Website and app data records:

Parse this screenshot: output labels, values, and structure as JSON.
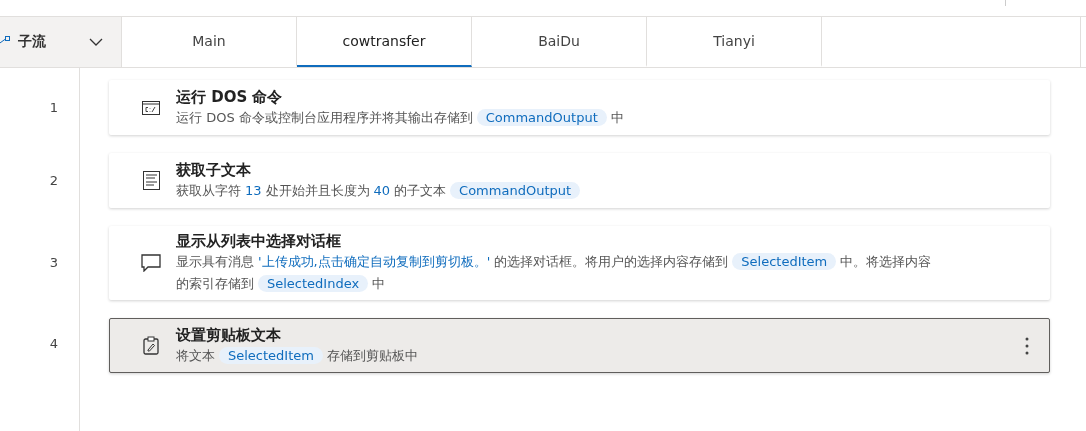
{
  "subflow_selector": {
    "label": "子流"
  },
  "tabs": [
    {
      "label": "Main",
      "selected": false
    },
    {
      "label": "cowtransfer",
      "selected": true
    },
    {
      "label": "BaiDu",
      "selected": false
    },
    {
      "label": "Tianyi",
      "selected": false
    }
  ],
  "actions": [
    {
      "number": "1",
      "kind": "console",
      "title": "运行 DOS 命令",
      "selected": false,
      "description": [
        {
          "kind": "text",
          "text": "运行 DOS 命令或控制台应用程序并将其输出存储到"
        },
        {
          "kind": "variable",
          "text": "CommandOutput"
        },
        {
          "kind": "text",
          "text": "中"
        }
      ]
    },
    {
      "number": "2",
      "kind": "text",
      "title": "获取子文本",
      "selected": false,
      "description": [
        {
          "kind": "text",
          "text": "获取从字符"
        },
        {
          "kind": "literal",
          "text": "13"
        },
        {
          "kind": "text",
          "text": "处开始并且长度为"
        },
        {
          "kind": "literal",
          "text": "40"
        },
        {
          "kind": "text",
          "text": "的子文本"
        },
        {
          "kind": "variable",
          "text": "CommandOutput"
        }
      ]
    },
    {
      "number": "3",
      "kind": "message",
      "title": "显示从列表中选择对话框",
      "selected": false,
      "description": [
        {
          "kind": "text",
          "text": "显示具有消息"
        },
        {
          "kind": "literal",
          "text": "'上传成功,点击确定自动复制到剪切板。'"
        },
        {
          "kind": "text",
          "text": "的选择对话框。将用户的选择内容存储到"
        },
        {
          "kind": "variable",
          "text": "SelectedItem"
        },
        {
          "kind": "text",
          "text": "中。将选择内容的索引存储到"
        },
        {
          "kind": "variable",
          "text": "SelectedIndex"
        },
        {
          "kind": "text",
          "text": "中"
        }
      ]
    },
    {
      "number": "4",
      "kind": "clipboard",
      "title": "设置剪贴板文本",
      "selected": true,
      "description": [
        {
          "kind": "text",
          "text": "将文本"
        },
        {
          "kind": "variable",
          "text": "SelectedItem"
        },
        {
          "kind": "text",
          "text": "存储到剪贴板中"
        }
      ]
    }
  ]
}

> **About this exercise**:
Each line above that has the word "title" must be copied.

> **Output of the task**:
      "title": "运行 DOS 命令",
      "title": "获取子文本",
      "title": "显示从列表中选择对话框",
      "title": "设置剪贴板文本",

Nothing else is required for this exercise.